“The Spider and the Fly” by Claudia Rowe
Before Claudia Rowe became an award-winning Seattle newspaper reporter, she was a stringer for the New York Times in upstate New York, “sleepwalking through life like I was waiting for a wave to pick me up and rush me to the shores of someplace else.”
She pinned her hopes on Kendall Francois, an African-American man locked away for life in Attica after pleading guilty to assaulting, raping and murdering eight women in Poughkeepsie, the town she had come to a few years before. Rowe thought that by “peering into cruelty, dissecting it to study the components,” she would get insights into a murderer’s mind – and a juicy writing project.
But “The Spider and the Fly” is more than a report of the cagey give-and-take between reporter and subject. It also picks at the scabs of Rowe’s own childhood, which had been blighted by anger, repression and rebellion.
True crime? Memoir? Psychological thriller? Every couple of pages, this book becomes something else.
Rowe repeatedly veers into reflections on her own risky choices, from accepting rides with strangers and engaging in other questionable behaviors as an adolescent to courting an audience with a serial killer as an adult.
She talks with families of the victims, sometimes comparing their backgrounds with her own in a “there but for the grace of God” manner. More than once, she alludes to the fact that her appearance is similar to the victims the killer had profiled. She notes that a detective warns her, “Don’t get yourself in a position where he can put his hands on you. I think he has plans.”
Is this the author showing off?
She attributes her obsession with risk to her bourgeois and dysfunctional birth family, but then dances around the topic with only a scattering of examples of their blameworthy deeds.
Likewise with Francois’ family. It would seem unfathomable that the murderer’s mother, father and sister remained oblivious to the rotting corpses Francois stacked up in the attic over time, particularly when maggots started showering down from the ceiling. But Rowe steers clear of grilling the family members, instead picking away at the edges by talking with former employers and acquaintances and conjecturing about deviant behaviors.
And why wouldn’t an investigative reporter delve into the local police department’s handling of the Francois case? Had it not been for their tepid mismanagement and failure to follow up on leads, they might have prevented the rising number of murders. Finally, when a detective did get around to paying a call at the putrid Francois family home, he didn’t bother to discover the source of the stench or the maggots.
Ultimately it was Francois who volunteered the information that he was responsible for the deaths of eight women.

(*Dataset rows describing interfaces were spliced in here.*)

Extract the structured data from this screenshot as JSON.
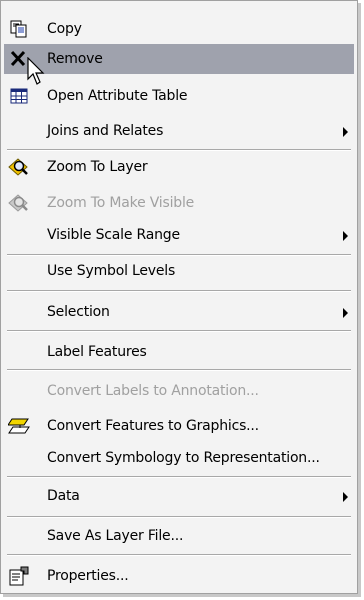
{
  "menu": {
    "items": [
      {
        "label": "Copy",
        "icon": "copy-icon"
      },
      {
        "label": "Remove",
        "icon": "remove-icon"
      },
      {
        "label": "Open Attribute Table",
        "icon": "attribute-table-icon"
      },
      {
        "label": "Joins and Relates",
        "submenu": true
      },
      {
        "label": "Zoom To Layer",
        "icon": "zoom-to-layer-icon"
      },
      {
        "label": "Zoom To Make Visible",
        "icon": "zoom-to-make-visible-icon",
        "disabled": true
      },
      {
        "label": "Visible Scale Range",
        "submenu": true
      },
      {
        "label": "Use Symbol Levels"
      },
      {
        "label": "Selection",
        "submenu": true
      },
      {
        "label": "Label Features"
      },
      {
        "label": "Convert Labels to Annotation...",
        "disabled": true
      },
      {
        "label": "Convert Features to Graphics...",
        "icon": "convert-features-icon"
      },
      {
        "label": "Convert Symbology to Representation..."
      },
      {
        "label": "Data",
        "submenu": true
      },
      {
        "label": "Save As Layer File..."
      },
      {
        "label": "Properties...",
        "icon": "properties-icon"
      }
    ]
  },
  "colors": {
    "highlight": "#9fa2ad",
    "menu_bg": "#f3f3f3",
    "disabled_text": "#a0a0a0"
  }
}
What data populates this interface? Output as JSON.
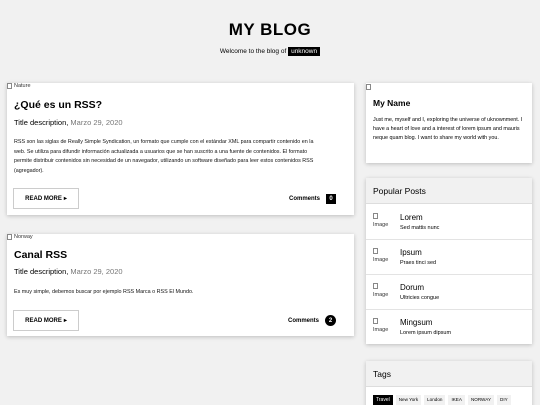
{
  "header": {
    "title": "MY BLOG",
    "welcome_prefix": "Welcome to the blog of",
    "user": "unknown"
  },
  "posts": [
    {
      "image_alt": "Nature",
      "title": "¿Qué es un RSS?",
      "description": "Title description,",
      "date": "Marzo 29, 2020",
      "text": "RSS son las siglas de Really Simple Syndication, un formato que cumple con el estándar XML para compartir contenido en la web. Se utiliza para difundir información actualizada a usuarios que se han suscrito a una fuente de contenidos. El formato permite distribuir contenidos sin necesidad de un navegador, utilizando un software diseñado para leer estos contenidos RSS (agregador).",
      "read_more": "READ MORE",
      "read_more_arrow": "▸",
      "comments_label": "Comments",
      "comments_count": "0"
    },
    {
      "image_alt": "Norway",
      "title": "Canal RSS",
      "description": "Title description,",
      "date": "Marzo 29, 2020",
      "text": "Es muy simple, debemos buscar por ejemplo RSS Marca o RSS El Mundo.",
      "read_more": "READ MORE",
      "read_more_arrow": "▸",
      "comments_label": "Comments",
      "comments_count": "2"
    }
  ],
  "about": {
    "name": "My Name",
    "bio": "Just me, myself and I, exploring the universe of uknownment. I have a heart of love and a interest of lorem ipsum and mauris neque quam blog. I want to share my world with you."
  },
  "popular": {
    "title": "Popular Posts",
    "image_alt": "Image",
    "items": [
      {
        "name": "Lorem",
        "sub": "Sed mattis nunc"
      },
      {
        "name": "Ipsum",
        "sub": "Praes tinci sed"
      },
      {
        "name": "Dorum",
        "sub": "Ultricies congue"
      },
      {
        "name": "Mingsum",
        "sub": "Lorem ipsum dipsum"
      }
    ]
  },
  "tags": {
    "title": "Tags",
    "items": [
      "Travel",
      "New York",
      "London",
      "IKEA",
      "NORWAY",
      "DIY"
    ],
    "active": "Travel"
  },
  "icons": {
    "broken_image": "broken-image-icon",
    "arrow": "arrow-right-icon"
  }
}
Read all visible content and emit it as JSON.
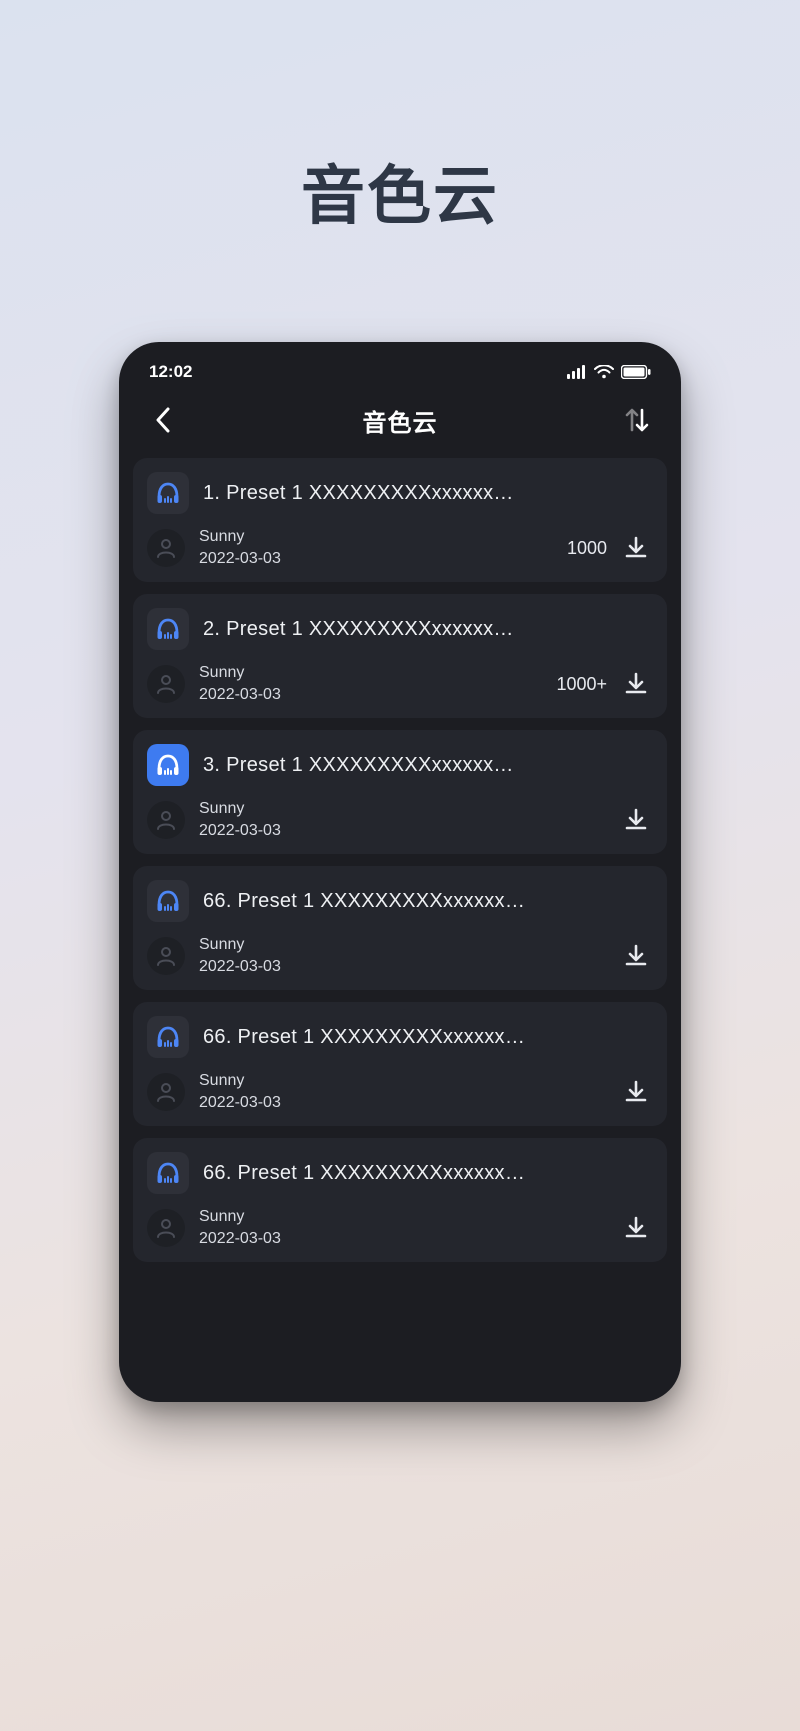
{
  "page_heading": "音色云",
  "status": {
    "time": "12:02"
  },
  "nav": {
    "title": "音色云"
  },
  "items": [
    {
      "index": "1",
      "name": "Preset 1 XXXXXXXXXxxxxxx…",
      "user": "Sunny",
      "date": "2022-03-03",
      "count": "1000",
      "selected": false
    },
    {
      "index": "2",
      "name": "Preset 1 XXXXXXXXXxxxxxx…",
      "user": "Sunny",
      "date": "2022-03-03",
      "count": "1000+",
      "selected": false
    },
    {
      "index": "3",
      "name": "Preset 1 XXXXXXXXXxxxxxx…",
      "user": "Sunny",
      "date": "2022-03-03",
      "count": "",
      "selected": true
    },
    {
      "index": "66",
      "name": "Preset 1 XXXXXXXXXxxxxxx…",
      "user": "Sunny",
      "date": "2022-03-03",
      "count": "",
      "selected": false
    },
    {
      "index": "66",
      "name": "Preset 1 XXXXXXXXXxxxxxx…",
      "user": "Sunny",
      "date": "2022-03-03",
      "count": "",
      "selected": false
    },
    {
      "index": "66",
      "name": "Preset 1 XXXXXXXXXxxxxxx…",
      "user": "Sunny",
      "date": "2022-03-03",
      "count": "",
      "selected": false
    }
  ]
}
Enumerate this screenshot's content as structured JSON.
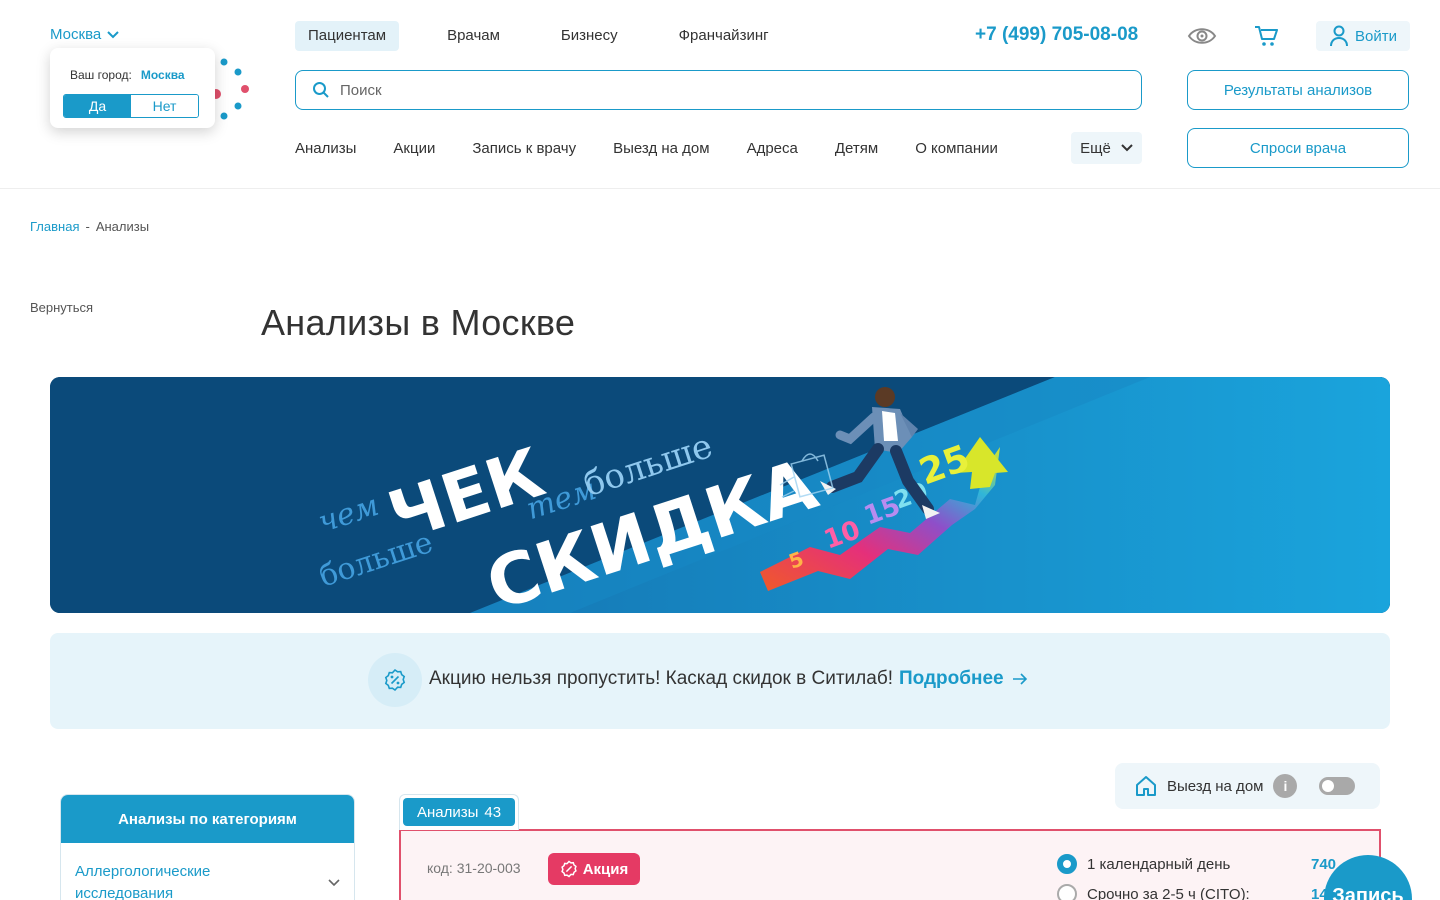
{
  "header": {
    "city": "Москва",
    "city_popup": {
      "question": "Ваш город:",
      "city": "Москва",
      "yes": "Да",
      "no": "Нет"
    },
    "nav": [
      "Пациентам",
      "Врачам",
      "Бизнесу",
      "Франчайзинг"
    ],
    "phone": "+7 (499) 705-08-08",
    "login": "Войти",
    "search_placeholder": "Поиск",
    "results_button": "Результаты анализов",
    "ask_button": "Спроси врача",
    "subnav": [
      "Анализы",
      "Акции",
      "Запись к врачу",
      "Выезд на дом",
      "Адреса",
      "Детям",
      "О компании"
    ],
    "more": "Ещё"
  },
  "breadcrumb": {
    "home": "Главная",
    "sep": "-",
    "current": "Анализы"
  },
  "back": "Вернуться",
  "title": "Анализы в Москве",
  "banner": {
    "line1": "чем",
    "line2": "больше",
    "word1": "ЧЕК",
    "line3": "тем",
    "line4": "больше",
    "word2": "СКИДКА",
    "steps": [
      "5",
      "10",
      "15",
      "20",
      "25"
    ]
  },
  "promo": {
    "text": "Акцию нельзя пропустить! Каскад скидок в Ситилаб!",
    "link": "Подробнее"
  },
  "filter": {
    "home_visit": "Выезд на дом",
    "info": "i"
  },
  "categories": {
    "title": "Анализы по категориям",
    "first_item": "Аллергологические исследования"
  },
  "tab": {
    "label": "Анализы",
    "count": "43"
  },
  "card": {
    "code": "код: 31-20-003",
    "badge": "Акция",
    "options": [
      {
        "label": "1 календарный день",
        "price": "740"
      },
      {
        "label": "Срочно за 2-5 ч (CITO):",
        "price": "148"
      }
    ]
  },
  "fab": "Запись",
  "colors": {
    "brand": "#1a9ac9",
    "sale": "#e53a64",
    "banner_dark": "#0b4a7a"
  }
}
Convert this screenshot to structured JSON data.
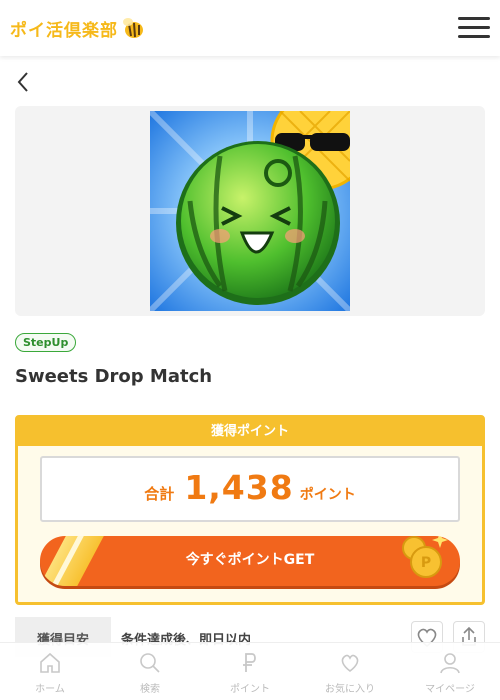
{
  "header": {
    "logo_text": "ポイ活倶楽部",
    "logo_icon": "bee-icon",
    "menu_icon": "hamburger-icon"
  },
  "back_icon": "chevron-left-icon",
  "offer": {
    "badge": "StepUp",
    "title": "Sweets Drop Match",
    "points_heading": "獲得ポイント",
    "total_label": "合計",
    "total_value": "1,438",
    "total_unit": "ポイント",
    "cta_label": "今すぐポイントGET"
  },
  "info": {
    "label": "獲得目安",
    "value": "条件達成後、即日以内"
  },
  "actions": {
    "favorite_icon": "heart-icon",
    "share_icon": "share-icon"
  },
  "bottom_nav": [
    {
      "label": "ホーム",
      "icon": "home-icon"
    },
    {
      "label": "検索",
      "icon": "search-icon"
    },
    {
      "label": "ポイント",
      "icon": "point-icon"
    },
    {
      "label": "お気に入り",
      "icon": "heart-icon"
    },
    {
      "label": "マイページ",
      "icon": "user-icon"
    }
  ],
  "colors": {
    "brand": "#f6b91a",
    "accent": "#f2641e",
    "badge": "#3aa83a",
    "points_border": "#f6c02e"
  }
}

“The Spider and the Fly” dabbles with issues of race, psychology, parenting and evil – then drops them and moves on restlessly. Rowe’s search for self and purpose, meaning and resolution, yields more frustration than answers.
The Bookmonger review appears each week in Take Five. Contact her at email@example.com.